Data to examine:
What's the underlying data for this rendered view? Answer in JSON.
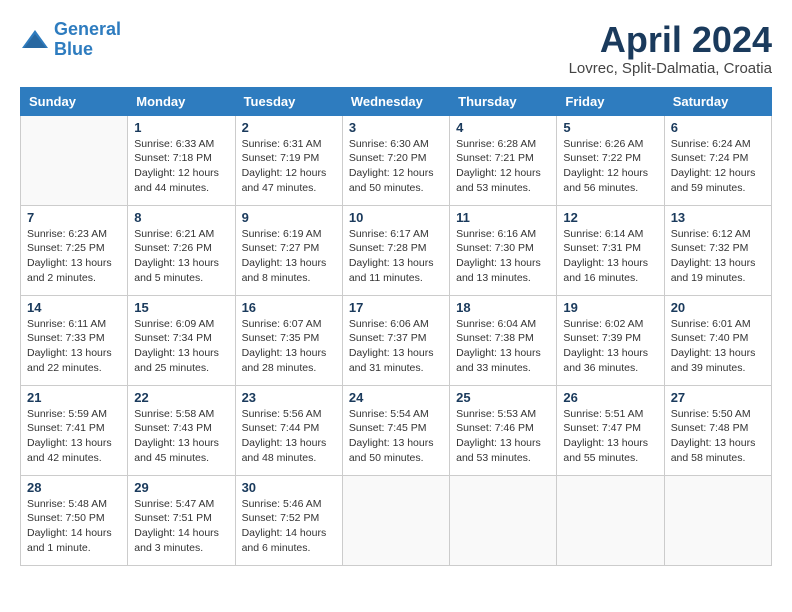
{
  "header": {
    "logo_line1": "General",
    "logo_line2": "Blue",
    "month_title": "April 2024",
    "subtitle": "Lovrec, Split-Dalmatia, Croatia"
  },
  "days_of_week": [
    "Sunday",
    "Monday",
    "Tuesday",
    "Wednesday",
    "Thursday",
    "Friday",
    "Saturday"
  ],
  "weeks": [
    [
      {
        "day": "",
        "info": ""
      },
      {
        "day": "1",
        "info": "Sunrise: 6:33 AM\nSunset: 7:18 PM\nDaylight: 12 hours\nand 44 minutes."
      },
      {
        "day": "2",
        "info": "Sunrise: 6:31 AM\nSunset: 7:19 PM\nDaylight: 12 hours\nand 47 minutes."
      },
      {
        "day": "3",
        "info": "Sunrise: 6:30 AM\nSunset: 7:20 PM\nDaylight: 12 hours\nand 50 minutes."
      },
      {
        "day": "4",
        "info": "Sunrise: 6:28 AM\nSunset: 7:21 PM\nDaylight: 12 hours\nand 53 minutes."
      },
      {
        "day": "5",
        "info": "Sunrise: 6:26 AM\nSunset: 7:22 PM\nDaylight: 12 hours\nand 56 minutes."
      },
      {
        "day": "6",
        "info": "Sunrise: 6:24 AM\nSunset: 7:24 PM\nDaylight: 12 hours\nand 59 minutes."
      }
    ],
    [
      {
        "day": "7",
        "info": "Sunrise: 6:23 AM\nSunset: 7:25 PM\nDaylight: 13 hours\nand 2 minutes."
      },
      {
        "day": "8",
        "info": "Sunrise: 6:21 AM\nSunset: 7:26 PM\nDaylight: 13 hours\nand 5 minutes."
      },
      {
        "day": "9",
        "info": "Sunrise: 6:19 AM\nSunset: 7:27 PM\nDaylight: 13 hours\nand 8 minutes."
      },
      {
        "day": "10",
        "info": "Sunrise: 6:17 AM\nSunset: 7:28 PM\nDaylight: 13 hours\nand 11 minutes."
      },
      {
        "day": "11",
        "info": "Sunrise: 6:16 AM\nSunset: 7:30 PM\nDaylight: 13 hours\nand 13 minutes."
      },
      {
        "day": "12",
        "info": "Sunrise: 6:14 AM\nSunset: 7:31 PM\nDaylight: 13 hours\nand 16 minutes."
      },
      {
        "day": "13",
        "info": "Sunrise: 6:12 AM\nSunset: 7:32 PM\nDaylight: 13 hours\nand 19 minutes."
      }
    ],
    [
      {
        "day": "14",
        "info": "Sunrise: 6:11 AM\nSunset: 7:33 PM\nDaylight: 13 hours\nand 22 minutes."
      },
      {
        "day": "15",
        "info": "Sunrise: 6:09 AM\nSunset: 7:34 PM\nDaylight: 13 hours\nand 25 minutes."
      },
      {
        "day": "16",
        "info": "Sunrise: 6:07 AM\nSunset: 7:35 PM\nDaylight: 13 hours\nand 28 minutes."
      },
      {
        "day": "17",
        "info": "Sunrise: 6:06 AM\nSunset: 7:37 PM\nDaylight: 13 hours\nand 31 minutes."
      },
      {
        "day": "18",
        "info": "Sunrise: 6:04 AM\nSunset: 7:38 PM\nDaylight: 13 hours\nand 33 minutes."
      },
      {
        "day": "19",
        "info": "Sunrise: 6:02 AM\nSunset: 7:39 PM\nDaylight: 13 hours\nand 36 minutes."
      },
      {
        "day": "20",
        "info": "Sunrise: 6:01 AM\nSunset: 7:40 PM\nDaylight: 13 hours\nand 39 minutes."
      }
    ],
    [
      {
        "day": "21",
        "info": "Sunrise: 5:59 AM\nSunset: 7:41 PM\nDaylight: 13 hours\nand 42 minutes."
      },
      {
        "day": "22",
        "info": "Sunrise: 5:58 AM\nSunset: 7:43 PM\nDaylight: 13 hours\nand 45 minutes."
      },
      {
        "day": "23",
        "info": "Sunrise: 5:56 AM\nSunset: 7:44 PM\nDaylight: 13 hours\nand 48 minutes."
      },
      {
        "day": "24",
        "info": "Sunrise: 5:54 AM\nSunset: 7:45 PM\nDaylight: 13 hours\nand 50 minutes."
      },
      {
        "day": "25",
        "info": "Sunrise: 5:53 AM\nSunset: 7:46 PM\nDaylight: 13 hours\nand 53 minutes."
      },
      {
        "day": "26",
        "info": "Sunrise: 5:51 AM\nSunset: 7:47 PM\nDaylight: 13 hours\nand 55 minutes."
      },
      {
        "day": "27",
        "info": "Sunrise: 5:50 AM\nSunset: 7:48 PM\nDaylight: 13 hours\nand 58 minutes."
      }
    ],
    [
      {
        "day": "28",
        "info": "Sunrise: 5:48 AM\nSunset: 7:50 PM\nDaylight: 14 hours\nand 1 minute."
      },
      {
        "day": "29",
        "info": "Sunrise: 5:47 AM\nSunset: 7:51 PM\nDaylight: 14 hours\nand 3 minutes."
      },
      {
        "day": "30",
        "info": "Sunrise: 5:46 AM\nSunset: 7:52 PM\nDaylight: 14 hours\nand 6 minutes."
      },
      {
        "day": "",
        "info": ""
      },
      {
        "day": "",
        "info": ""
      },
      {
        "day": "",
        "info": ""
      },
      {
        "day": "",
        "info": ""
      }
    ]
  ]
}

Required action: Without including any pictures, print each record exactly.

Exercise answer:
What's the underlying data for this rendered view? Answer in JSON.
{
  "header": {
    "logo_line1": "General",
    "logo_line2": "Blue",
    "month_title": "April 2024",
    "subtitle": "Lovrec, Split-Dalmatia, Croatia"
  },
  "days_of_week": [
    "Sunday",
    "Monday",
    "Tuesday",
    "Wednesday",
    "Thursday",
    "Friday",
    "Saturday"
  ],
  "weeks": [
    [
      {
        "day": "",
        "info": ""
      },
      {
        "day": "1",
        "info": "Sunrise: 6:33 AM\nSunset: 7:18 PM\nDaylight: 12 hours\nand 44 minutes."
      },
      {
        "day": "2",
        "info": "Sunrise: 6:31 AM\nSunset: 7:19 PM\nDaylight: 12 hours\nand 47 minutes."
      },
      {
        "day": "3",
        "info": "Sunrise: 6:30 AM\nSunset: 7:20 PM\nDaylight: 12 hours\nand 50 minutes."
      },
      {
        "day": "4",
        "info": "Sunrise: 6:28 AM\nSunset: 7:21 PM\nDaylight: 12 hours\nand 53 minutes."
      },
      {
        "day": "5",
        "info": "Sunrise: 6:26 AM\nSunset: 7:22 PM\nDaylight: 12 hours\nand 56 minutes."
      },
      {
        "day": "6",
        "info": "Sunrise: 6:24 AM\nSunset: 7:24 PM\nDaylight: 12 hours\nand 59 minutes."
      }
    ],
    [
      {
        "day": "7",
        "info": "Sunrise: 6:23 AM\nSunset: 7:25 PM\nDaylight: 13 hours\nand 2 minutes."
      },
      {
        "day": "8",
        "info": "Sunrise: 6:21 AM\nSunset: 7:26 PM\nDaylight: 13 hours\nand 5 minutes."
      },
      {
        "day": "9",
        "info": "Sunrise: 6:19 AM\nSunset: 7:27 PM\nDaylight: 13 hours\nand 8 minutes."
      },
      {
        "day": "10",
        "info": "Sunrise: 6:17 AM\nSunset: 7:28 PM\nDaylight: 13 hours\nand 11 minutes."
      },
      {
        "day": "11",
        "info": "Sunrise: 6:16 AM\nSunset: 7:30 PM\nDaylight: 13 hours\nand 13 minutes."
      },
      {
        "day": "12",
        "info": "Sunrise: 6:14 AM\nSunset: 7:31 PM\nDaylight: 13 hours\nand 16 minutes."
      },
      {
        "day": "13",
        "info": "Sunrise: 6:12 AM\nSunset: 7:32 PM\nDaylight: 13 hours\nand 19 minutes."
      }
    ],
    [
      {
        "day": "14",
        "info": "Sunrise: 6:11 AM\nSunset: 7:33 PM\nDaylight: 13 hours\nand 22 minutes."
      },
      {
        "day": "15",
        "info": "Sunrise: 6:09 AM\nSunset: 7:34 PM\nDaylight: 13 hours\nand 25 minutes."
      },
      {
        "day": "16",
        "info": "Sunrise: 6:07 AM\nSunset: 7:35 PM\nDaylight: 13 hours\nand 28 minutes."
      },
      {
        "day": "17",
        "info": "Sunrise: 6:06 AM\nSunset: 7:37 PM\nDaylight: 13 hours\nand 31 minutes."
      },
      {
        "day": "18",
        "info": "Sunrise: 6:04 AM\nSunset: 7:38 PM\nDaylight: 13 hours\nand 33 minutes."
      },
      {
        "day": "19",
        "info": "Sunrise: 6:02 AM\nSunset: 7:39 PM\nDaylight: 13 hours\nand 36 minutes."
      },
      {
        "day": "20",
        "info": "Sunrise: 6:01 AM\nSunset: 7:40 PM\nDaylight: 13 hours\nand 39 minutes."
      }
    ],
    [
      {
        "day": "21",
        "info": "Sunrise: 5:59 AM\nSunset: 7:41 PM\nDaylight: 13 hours\nand 42 minutes."
      },
      {
        "day": "22",
        "info": "Sunrise: 5:58 AM\nSunset: 7:43 PM\nDaylight: 13 hours\nand 45 minutes."
      },
      {
        "day": "23",
        "info": "Sunrise: 5:56 AM\nSunset: 7:44 PM\nDaylight: 13 hours\nand 48 minutes."
      },
      {
        "day": "24",
        "info": "Sunrise: 5:54 AM\nSunset: 7:45 PM\nDaylight: 13 hours\nand 50 minutes."
      },
      {
        "day": "25",
        "info": "Sunrise: 5:53 AM\nSunset: 7:46 PM\nDaylight: 13 hours\nand 53 minutes."
      },
      {
        "day": "26",
        "info": "Sunrise: 5:51 AM\nSunset: 7:47 PM\nDaylight: 13 hours\nand 55 minutes."
      },
      {
        "day": "27",
        "info": "Sunrise: 5:50 AM\nSunset: 7:48 PM\nDaylight: 13 hours\nand 58 minutes."
      }
    ],
    [
      {
        "day": "28",
        "info": "Sunrise: 5:48 AM\nSunset: 7:50 PM\nDaylight: 14 hours\nand 1 minute."
      },
      {
        "day": "29",
        "info": "Sunrise: 5:47 AM\nSunset: 7:51 PM\nDaylight: 14 hours\nand 3 minutes."
      },
      {
        "day": "30",
        "info": "Sunrise: 5:46 AM\nSunset: 7:52 PM\nDaylight: 14 hours\nand 6 minutes."
      },
      {
        "day": "",
        "info": ""
      },
      {
        "day": "",
        "info": ""
      },
      {
        "day": "",
        "info": ""
      },
      {
        "day": "",
        "info": ""
      }
    ]
  ]
}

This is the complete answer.